The Attorney General fails to address adequately the question whether the court's remedy meets applicable constitutional standards. Moreover, she has filled her brief with citations to cases involving government assistance to religious organizations, which are totally inapposite to this case which involves governmental delegation of powers to a religious organization as part of a judicial remedy invading the internal governing structure of another religious organization.
When the Attorney General finally addresses that issue, she chides FLS for relying "essentially on a single case, Larkin v. Grendel's Den, Inc., 459 U.S. 116 (1982)." A.G. Br. 34-36. There is reason for this reliance. That case is squarely on point, and requires reversal of the judgment below.
The Attorney General attempts to distinguish Grendel's Den first on the facts, making the startling claim that the rule in Grendel's Den applies only to a "specific religion, faith or congregation," not to the Ministerium which represents a cross-section of evangelical Christians. But the High Court stated in Grendel's Den that its ruling applied to delegations of such power to "religious institutions" generally. Grendel's Den, supra, 459 U.S. at 127.
Next, in one paragraph of her brief, the Attorney General makes the equally startling claim that the power delegated by the court to the Ministerium and to FLS branch managers and employees is not governmental at all, but "private"; yet, in the very next paragraph, she asserts that "the trial court retained the ultimate appointment authority and was free to reject any nominee selected by the Ministerium, branch managers and employees." A.G. Br. 35. If the court retained such power, then the selection of members of the FLS Board was not a "private" act.
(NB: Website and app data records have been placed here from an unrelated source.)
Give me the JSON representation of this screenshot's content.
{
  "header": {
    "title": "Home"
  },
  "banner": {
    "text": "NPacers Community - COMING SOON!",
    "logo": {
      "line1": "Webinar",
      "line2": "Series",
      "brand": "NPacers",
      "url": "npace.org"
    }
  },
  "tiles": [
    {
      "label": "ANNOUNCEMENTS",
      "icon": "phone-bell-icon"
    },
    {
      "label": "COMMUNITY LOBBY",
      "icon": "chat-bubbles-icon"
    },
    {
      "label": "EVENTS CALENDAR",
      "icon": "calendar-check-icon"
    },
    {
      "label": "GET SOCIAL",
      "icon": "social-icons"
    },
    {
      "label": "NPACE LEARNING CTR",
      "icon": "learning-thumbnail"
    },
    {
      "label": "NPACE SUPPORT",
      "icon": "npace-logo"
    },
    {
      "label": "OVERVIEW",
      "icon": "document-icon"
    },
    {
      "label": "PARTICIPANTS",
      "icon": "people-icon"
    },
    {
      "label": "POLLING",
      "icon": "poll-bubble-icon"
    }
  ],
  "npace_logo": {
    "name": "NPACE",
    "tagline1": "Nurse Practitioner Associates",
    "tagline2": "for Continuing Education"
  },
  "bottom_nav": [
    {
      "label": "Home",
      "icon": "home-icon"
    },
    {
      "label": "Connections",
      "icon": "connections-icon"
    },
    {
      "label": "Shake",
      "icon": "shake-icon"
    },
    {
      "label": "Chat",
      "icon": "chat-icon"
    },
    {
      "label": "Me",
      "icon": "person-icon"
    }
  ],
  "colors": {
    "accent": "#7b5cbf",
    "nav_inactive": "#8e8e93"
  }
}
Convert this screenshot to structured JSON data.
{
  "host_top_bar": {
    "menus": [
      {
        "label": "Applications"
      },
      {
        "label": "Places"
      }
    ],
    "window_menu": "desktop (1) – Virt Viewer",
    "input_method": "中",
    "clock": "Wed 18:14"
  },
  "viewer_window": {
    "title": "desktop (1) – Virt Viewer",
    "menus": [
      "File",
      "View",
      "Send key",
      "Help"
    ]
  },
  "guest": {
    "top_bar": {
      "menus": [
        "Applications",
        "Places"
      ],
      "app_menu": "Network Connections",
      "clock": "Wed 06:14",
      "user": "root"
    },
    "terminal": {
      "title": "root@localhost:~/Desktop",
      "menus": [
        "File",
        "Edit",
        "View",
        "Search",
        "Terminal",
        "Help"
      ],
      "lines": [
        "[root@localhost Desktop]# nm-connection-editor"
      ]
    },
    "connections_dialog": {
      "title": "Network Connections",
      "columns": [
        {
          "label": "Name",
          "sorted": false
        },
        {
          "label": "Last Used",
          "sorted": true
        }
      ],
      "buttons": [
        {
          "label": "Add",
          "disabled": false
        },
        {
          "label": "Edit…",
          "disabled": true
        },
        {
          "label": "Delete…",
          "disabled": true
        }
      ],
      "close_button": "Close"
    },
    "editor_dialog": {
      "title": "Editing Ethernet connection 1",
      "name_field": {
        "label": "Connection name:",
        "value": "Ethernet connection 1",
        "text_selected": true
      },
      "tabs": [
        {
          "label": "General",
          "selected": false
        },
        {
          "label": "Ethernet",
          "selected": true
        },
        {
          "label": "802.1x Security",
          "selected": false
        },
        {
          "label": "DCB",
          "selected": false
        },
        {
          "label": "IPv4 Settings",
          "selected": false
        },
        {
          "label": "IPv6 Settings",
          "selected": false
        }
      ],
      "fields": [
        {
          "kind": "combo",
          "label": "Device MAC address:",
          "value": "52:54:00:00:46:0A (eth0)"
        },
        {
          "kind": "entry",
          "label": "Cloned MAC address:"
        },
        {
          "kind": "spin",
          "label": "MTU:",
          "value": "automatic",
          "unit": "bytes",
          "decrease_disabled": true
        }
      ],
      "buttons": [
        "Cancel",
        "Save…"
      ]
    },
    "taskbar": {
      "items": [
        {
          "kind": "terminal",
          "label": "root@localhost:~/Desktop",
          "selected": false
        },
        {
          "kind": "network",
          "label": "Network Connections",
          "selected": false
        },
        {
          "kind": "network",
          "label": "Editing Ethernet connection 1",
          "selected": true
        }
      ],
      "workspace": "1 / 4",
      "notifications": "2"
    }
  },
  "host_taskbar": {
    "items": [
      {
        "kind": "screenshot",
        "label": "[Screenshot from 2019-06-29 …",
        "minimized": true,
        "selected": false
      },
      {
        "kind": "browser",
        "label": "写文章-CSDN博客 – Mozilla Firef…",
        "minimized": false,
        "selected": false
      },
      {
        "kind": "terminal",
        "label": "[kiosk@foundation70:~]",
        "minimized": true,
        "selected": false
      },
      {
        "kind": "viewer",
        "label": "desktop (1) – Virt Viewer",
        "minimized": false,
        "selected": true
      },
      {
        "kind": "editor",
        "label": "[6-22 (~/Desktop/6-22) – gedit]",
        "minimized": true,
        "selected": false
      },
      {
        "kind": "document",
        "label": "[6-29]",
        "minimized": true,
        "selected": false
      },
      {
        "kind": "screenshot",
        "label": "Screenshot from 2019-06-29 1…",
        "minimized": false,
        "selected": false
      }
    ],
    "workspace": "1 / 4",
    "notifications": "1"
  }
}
Indeed, there is nothing "private" about the power to select members of a board of directors of a nonprofit corporation when the bylaws of that corporation confer absolutely no power on the organization or persons doing the selecting! Moreover, Grendel's Den condemns not only the delegation of governmental power to a religious organization, but the "sharing" of such power with such an organization. Id., 459 U.S. at 127.
The Attorney General's third argument would dismiss Grendel's Den as having "limited precedential value." But that is because Grendel's Den "presented an example of united civic and religious authority, an establishment rarely found in such straightforward form in modern America." Board of Education of Kiryas Joel v. Grumet, 512 U.S. 687, 697 (1994) (emphasis added).
Finally, the Attorney General has argued that, unlike in Grendel's Den, "the trial court's purpose could not be accomplished by other means." That misses the point completely. There are certain means that are unconstitutional no matter how compelling the government's case might appear. As the Court has recently explained the rule of Grendel's Den:
The Act brought about a "'fusion of governmental and religious functions'" by delegating "important discretionary governmental powers" to religious bodies, thus impermissibly entangling government and religion. [Kiryas Joel, supra, 512 U.S. at 697.]
So long as the FLS Board partakes of a religious character and purpose, as both the Attorney General and the trial court recognized by enlisting the appointment services of the Ministerium, the trial court simply cannot replace the FLS Board without violating the Establishment and Free Exercise Clauses of the First Amendment.
For all the reasons stated on appeal by FLS, the Judgment of the trial court removing and replacing the FLS directors should be reversed.
May 15, 2000
Counsel for Appellant Family Life Services, Inc.